Bill Little commentary: Class behind the scenes
Aug. 26, 2009
Bill Little, Texas Media Relations
Betty Corley was sitting in a lawn chair at a little league game watching her son play, and she and her companion -- a friend named Haila Kauffman -- were comparing notes on jobs. At the time, Betty was working for the Texas Teacher Retirement System. Haila had recently joined the Department of Intercollegiate Athletics for Men at The University of Texas at Austin.
"Her job sounded like it would be so much fun," Corley recalled recently, "I told her if they ever had an opening, for her to let me know."
Sure enough, in the fall of 1979, an administrative assistant position opened, and Corley found herself in the office of Darrell Royal, who was the athletics director.
"I remember being so nervous," she said. "He sat in a rocking chair, and I sat on the couch. It was pretty intimidating. There he was, larger than life, and here I was, hoping to go to work for him."

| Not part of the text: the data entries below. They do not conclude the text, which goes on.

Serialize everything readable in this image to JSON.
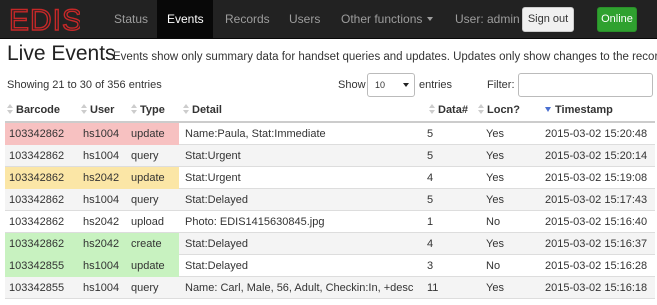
{
  "navbar": {
    "brand": "EDIS",
    "items": [
      {
        "label": "Status",
        "active": false
      },
      {
        "label": "Events",
        "active": true
      },
      {
        "label": "Records",
        "active": false
      },
      {
        "label": "Users",
        "active": false
      },
      {
        "label": "Other functions",
        "active": false,
        "dropdown": true
      }
    ],
    "user_label": "User: admin",
    "signout_label": "Sign out",
    "status_label": "Online",
    "colors": {
      "background": "#222222",
      "brand": "#c62828",
      "online": "#2fa12f"
    }
  },
  "page": {
    "title": "Live Events",
    "description": "Events show only summary data for handset queries and updates. Updates only show changes to the record."
  },
  "controls": {
    "info": "Showing 21 to 30 of 356 entries",
    "show_label": "Show",
    "page_size": "10",
    "entries_label": "entries",
    "filter_label": "Filter:",
    "filter_value": ""
  },
  "table": {
    "columns": [
      {
        "label": "Barcode",
        "sort": "both"
      },
      {
        "label": "User",
        "sort": "both"
      },
      {
        "label": "Type",
        "sort": "both"
      },
      {
        "label": "Detail",
        "sort": "both"
      },
      {
        "label": "Data#",
        "sort": "both"
      },
      {
        "label": "Locn?",
        "sort": "both"
      },
      {
        "label": "Timestamp",
        "sort": "desc"
      }
    ],
    "rows": [
      {
        "barcode": "103342862",
        "user": "hs1004",
        "type": "update",
        "detail": "Name:Paula, Stat:Immediate",
        "data": "5",
        "locn": "Yes",
        "timestamp": "2015-03-02 15:20:48",
        "highlight": "#f7c1c1"
      },
      {
        "barcode": "103342862",
        "user": "hs1004",
        "type": "query",
        "detail": "Stat:Urgent",
        "data": "5",
        "locn": "Yes",
        "timestamp": "2015-03-02 15:20:14",
        "highlight": ""
      },
      {
        "barcode": "103342862",
        "user": "hs2042",
        "type": "update",
        "detail": "Stat:Urgent",
        "data": "4",
        "locn": "Yes",
        "timestamp": "2015-03-02 15:19:08",
        "highlight": "#fbe6a6"
      },
      {
        "barcode": "103342862",
        "user": "hs1004",
        "type": "query",
        "detail": "Stat:Delayed",
        "data": "5",
        "locn": "Yes",
        "timestamp": "2015-03-02 15:17:43",
        "highlight": ""
      },
      {
        "barcode": "103342862",
        "user": "hs2042",
        "type": "upload",
        "detail": "Photo: EDIS1415630845.jpg",
        "data": "1",
        "locn": "No",
        "timestamp": "2015-03-02 15:16:40",
        "highlight": ""
      },
      {
        "barcode": "103342862",
        "user": "hs2042",
        "type": "create",
        "detail": "Stat:Delayed",
        "data": "4",
        "locn": "Yes",
        "timestamp": "2015-03-02 15:16:37",
        "highlight": "#c8f2c0"
      },
      {
        "barcode": "103342855",
        "user": "hs1004",
        "type": "update",
        "detail": "Stat:Delayed",
        "data": "3",
        "locn": "No",
        "timestamp": "2015-03-02 15:16:28",
        "highlight": "#c8f2c0"
      },
      {
        "barcode": "103342855",
        "user": "hs1004",
        "type": "query",
        "detail": "Name: Carl, Male, 56, Adult, Checkin:In, +desc",
        "data": "11",
        "locn": "Yes",
        "timestamp": "2015-03-02 15:16:18",
        "highlight": ""
      }
    ]
  }
}
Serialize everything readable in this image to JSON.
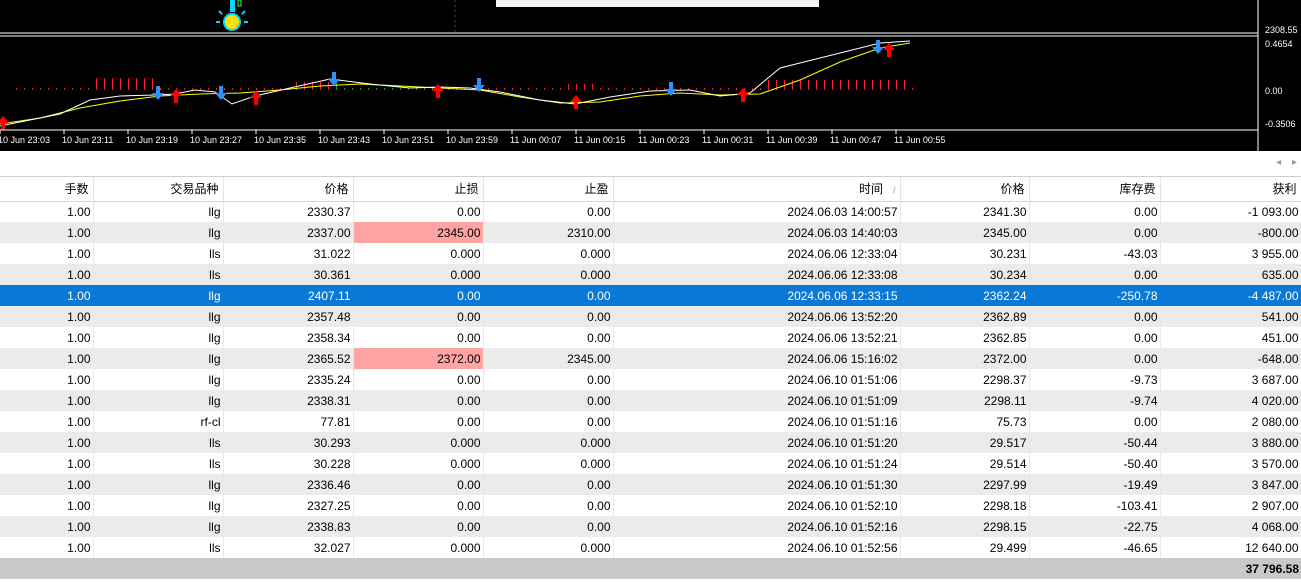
{
  "chart": {
    "price_axis_top": "2308.55",
    "indicator_axis": [
      "0.4654",
      "0.00",
      "-0.3506"
    ],
    "time_labels": [
      "10 Jun 23:03",
      "10 Jun 23:11",
      "10 Jun 23:19",
      "10 Jun 23:27",
      "10 Jun 23:35",
      "10 Jun 23:43",
      "10 Jun 23:51",
      "10 Jun 23:59",
      "11 Jun 00:07",
      "11 Jun 00:15",
      "11 Jun 00:23",
      "11 Jun 00:31",
      "11 Jun 00:39",
      "11 Jun 00:47",
      "11 Jun 00:55"
    ],
    "colors": {
      "background": "#000000",
      "fast_line": "#ffffff",
      "slow_line": "#ffff00",
      "buy_arrow": "#ff0000",
      "sell_arrow": "#2f8fff",
      "histogram": "#ff0000"
    }
  },
  "strip": {
    "left_arrow": "◂",
    "right_arrow": "▸"
  },
  "table": {
    "headers": [
      "手数",
      "交易品种",
      "价格",
      "止损",
      "止盈",
      "时间",
      "价格",
      "库存费",
      "获利"
    ],
    "sort_indicator": "/",
    "rows": [
      [
        "1.00",
        "llg",
        "2330.37",
        "0.00",
        "0.00",
        "2024.06.03 14:00:57",
        "2341.30",
        "0.00",
        "-1 093.00"
      ],
      [
        "1.00",
        "llg",
        "2337.00",
        "2345.00",
        "2310.00",
        "2024.06.03 14:40:03",
        "2345.00",
        "0.00",
        "-800.00"
      ],
      [
        "1.00",
        "lls",
        "31.022",
        "0.000",
        "0.000",
        "2024.06.06 12:33:04",
        "30.231",
        "-43.03",
        "3 955.00"
      ],
      [
        "1.00",
        "lls",
        "30.361",
        "0.000",
        "0.000",
        "2024.06.06 12:33:08",
        "30.234",
        "0.00",
        "635.00"
      ],
      [
        "1.00",
        "llg",
        "2407.11",
        "0.00",
        "0.00",
        "2024.06.06 12:33:15",
        "2362.24",
        "-250.78",
        "-4 487.00"
      ],
      [
        "1.00",
        "llg",
        "2357.48",
        "0.00",
        "0.00",
        "2024.06.06 13:52:20",
        "2362.89",
        "0.00",
        "541.00"
      ],
      [
        "1.00",
        "llg",
        "2358.34",
        "0.00",
        "0.00",
        "2024.06.06 13:52:21",
        "2362.85",
        "0.00",
        "451.00"
      ],
      [
        "1.00",
        "llg",
        "2365.52",
        "2372.00",
        "2345.00",
        "2024.06.06 15:16:02",
        "2372.00",
        "0.00",
        "-648.00"
      ],
      [
        "1.00",
        "llg",
        "2335.24",
        "0.00",
        "0.00",
        "2024.06.10 01:51:06",
        "2298.37",
        "-9.73",
        "3 687.00"
      ],
      [
        "1.00",
        "llg",
        "2338.31",
        "0.00",
        "0.00",
        "2024.06.10 01:51:09",
        "2298.11",
        "-9.74",
        "4 020.00"
      ],
      [
        "1.00",
        "rf-cl",
        "77.81",
        "0.00",
        "0.00",
        "2024.06.10 01:51:16",
        "75.73",
        "0.00",
        "2 080.00"
      ],
      [
        "1.00",
        "lls",
        "30.293",
        "0.000",
        "0.000",
        "2024.06.10 01:51:20",
        "29.517",
        "-50.44",
        "3 880.00"
      ],
      [
        "1.00",
        "lls",
        "30.228",
        "0.000",
        "0.000",
        "2024.06.10 01:51:24",
        "29.514",
        "-50.40",
        "3 570.00"
      ],
      [
        "1.00",
        "llg",
        "2336.46",
        "0.00",
        "0.00",
        "2024.06.10 01:51:30",
        "2297.99",
        "-19.49",
        "3 847.00"
      ],
      [
        "1.00",
        "llg",
        "2327.25",
        "0.00",
        "0.00",
        "2024.06.10 01:52:10",
        "2298.18",
        "-103.41",
        "2 907.00"
      ],
      [
        "1.00",
        "llg",
        "2338.83",
        "0.00",
        "0.00",
        "2024.06.10 01:52:16",
        "2298.15",
        "-22.75",
        "4 068.00"
      ],
      [
        "1.00",
        "lls",
        "32.027",
        "0.000",
        "0.000",
        "2024.06.10 01:52:56",
        "29.499",
        "-46.65",
        "12 640.00"
      ]
    ],
    "selected_row": 4,
    "sl_hit_rows": [
      1,
      7
    ],
    "total_profit": "37 796.58",
    "colors": {
      "selected": "#0a78d7",
      "stop_loss_hit": "#ffa3a3",
      "stripe": "#ebebeb",
      "total": "#c9c9c9"
    }
  }
}
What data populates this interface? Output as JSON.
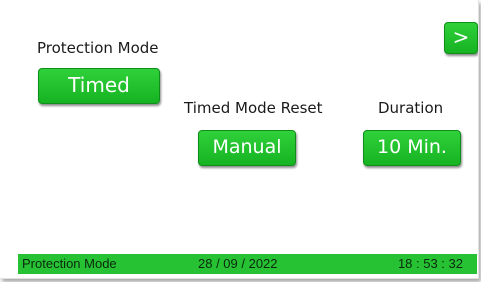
{
  "header": {
    "next_button_label": ">"
  },
  "protection_mode": {
    "label": "Protection Mode",
    "value": "Timed"
  },
  "timed_mode_reset": {
    "label": "Timed Mode Reset",
    "value": "Manual"
  },
  "duration": {
    "label": "Duration",
    "value": "10 Min."
  },
  "status_bar": {
    "mode": "Protection Mode",
    "date": "28 / 09 / 2022",
    "time": "18 : 53 : 32"
  },
  "colors": {
    "button_green": "#1fc22b",
    "status_green": "#27c234",
    "button_text": "#ffffff",
    "label_text": "#1a1a1a"
  }
}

Whatever Corley said, she must have said it right. She got the job. Thirty years later, almost to the day, she is retiring after a tenure where she has been arguably one of the most valuable employees in the department.
Friday afternoon, Corley and Kaufmann will be honored at a retirement party in Red McCombs Red Zone in the horseshoe of Darrell K Royal-Texas Memorial Stadium. Friends and staff members will come to celebrate a body of work that transcends The University of Texas and intercollegiate athletics on the national level.

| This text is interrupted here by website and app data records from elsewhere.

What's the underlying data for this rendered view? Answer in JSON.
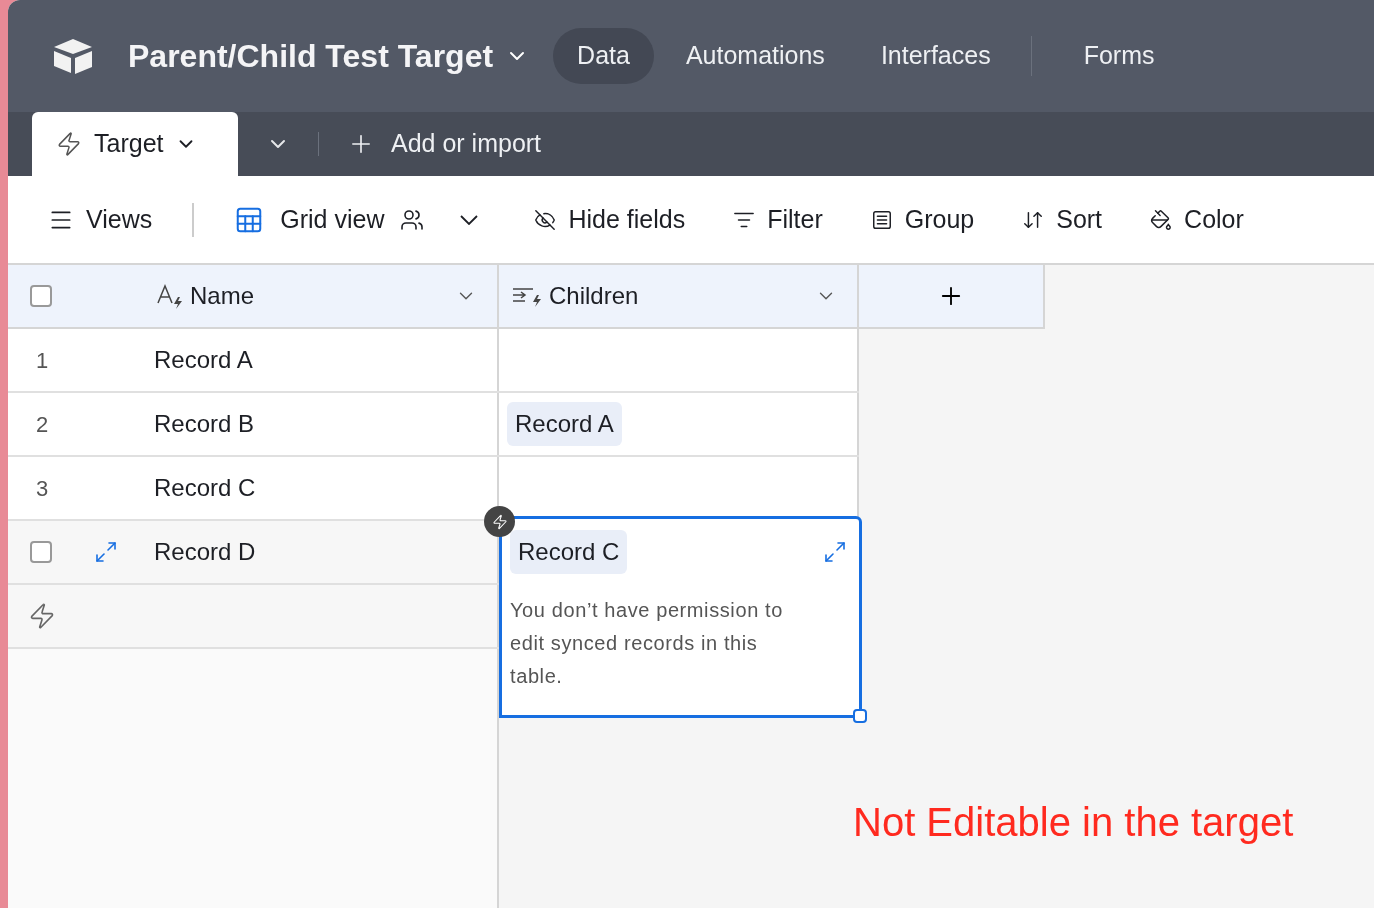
{
  "base": {
    "title": "Parent/Child Test Target"
  },
  "nav": [
    {
      "label": "Data",
      "selected": true
    },
    {
      "label": "Automations",
      "selected": false
    },
    {
      "label": "Interfaces",
      "selected": false
    },
    {
      "label": "Forms",
      "selected": false
    }
  ],
  "table_tab": {
    "label": "Target"
  },
  "add_import": "Add or import",
  "toolbar": {
    "views": "Views",
    "view_name": "Grid view",
    "items": [
      {
        "kind": "hide",
        "label": "Hide fields"
      },
      {
        "kind": "filter",
        "label": "Filter"
      },
      {
        "kind": "group",
        "label": "Group"
      },
      {
        "kind": "sort",
        "label": "Sort"
      },
      {
        "kind": "color",
        "label": "Color"
      }
    ]
  },
  "select_all": {
    "checked": false
  },
  "columns": [
    {
      "kind": "text",
      "label": "Name"
    },
    {
      "kind": "link",
      "label": "Children"
    }
  ],
  "rows": [
    {
      "number": "1",
      "name": "Record A",
      "children": [],
      "hovered": false
    },
    {
      "number": "2",
      "name": "Record B",
      "children": [
        "Record A"
      ],
      "hovered": false
    },
    {
      "number": "3",
      "name": "Record C",
      "children": [],
      "hovered": false
    },
    {
      "name": "Record D",
      "children": [],
      "hovered": true,
      "checked": false
    }
  ],
  "expanded_cell": {
    "children": [
      "Record C"
    ],
    "message": "You don’t have permission to edit synced records in this table."
  },
  "annotation": "Not Editable in the target"
}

Corley joined the department on October 10, 1979. At the time, she was handling administrative work for Dr. Tom Morgan, who had recently become head of the UT Athletics Council. Kauffman at the time was working for Royal, who was in the role of athletics director after retiring as head football coach in 1976.
In December, Royal decided he was "setting his bucket down" and leaving the department entirely. In the days that followed that announcement, the department was in transition. But it wasn't long until Bill Ellington, Royal's long-time Assistant Athletics Director, was named to the AD's job.

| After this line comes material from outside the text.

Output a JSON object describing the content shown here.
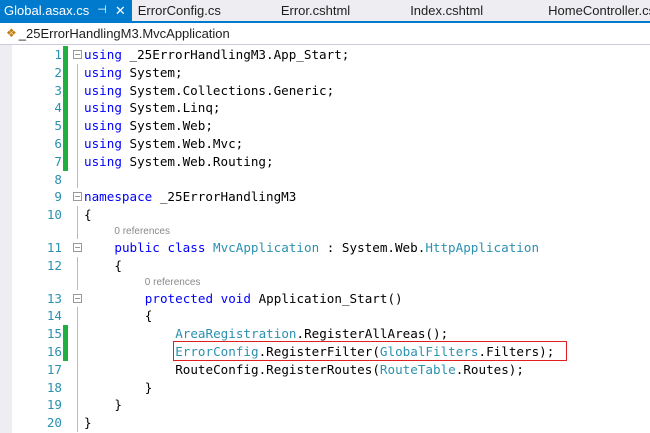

When Ellington called Corley in for a closed door meeting, the new employee again was nervous about her future.
"And then he asked me to come work for him in the Athletics Directors office," Corley recalled.
With that, Corley moved into an office she would occupy until she was promoted to a special assistant's role a couple of years ago. When Ellington retired and DeLoss Dodds was hired in 1981, Corley became his aide.
"The things I will remember most about Betty will be her loyalty and her ability to maintain a confidence. She is a totally trust-worthy person who did everything she could to help me and the department," said Dodds.
Corley's tenure with Dodds spanned historic moments and decisions that changed the face of college athletics, and athletics at Texas. When Dodds became a key figure in NCAA restructuring and eventually the formation of the Big 12 Conference, Corley managed highly confidential documents whose privacy was critical.
First with a typewriter and a telephone, and then with a computer, e-mail and a cell phone, she became a confidant on matters such as coaching changes and NCAA matters. And all of it she kept to herself.
In her 30 years with the department, she became the trusted "gate keeper" to the AD's office.
"What I like about Betty," Ellington once said, "is that she can be tough as a boot on the one hand, and sweet as a jar of molasses on the other. And she knows when to be which."
Steve Hatchell, one of the leading figures in college athletics who is now president of the National Football Foundation, has known Corley since Dodds came to Texas.
"Betty is tremendously efficient," said Hatchell. "She understood her job and she understood her boss. She knew when something was a real issue and when it wasn't, and she handled things in a classy way. Most of all, she was a friend."
In her role with the athletics director's office, she served as hostess for suites at Longhorn football, basketball, and baseball games, but when game time came, you would find her and her husband, Chris, sitting in the stands cheering on the Longhorns. A day's work might include planning a reception for a National Football Foundation College Hall of Fame inductee at the Waldorf Astoria in New York at the same time she was transcribing minutes from the last meeting of the Athletics Council.
Thirty years removed from his first meeting with Corley, Royal figures his choice has been validated.
"First of all, I'm proud of that hire. Betty has been a great worker for the athletics department. I have never seen Betty in a foul mood. She was always cheerful, and she helped me when I had my down moments. She put a great face on the Texas athletics department," Royal said.
As Corley steps away from her full-time duties with The University, chances are good she won't be too far away.
"There are just too many times when we are trying to figure something out that we just say `ask Betty,'" said one long-time department employee. "She's earned some time off, but my guess is, she won't stay gone for long."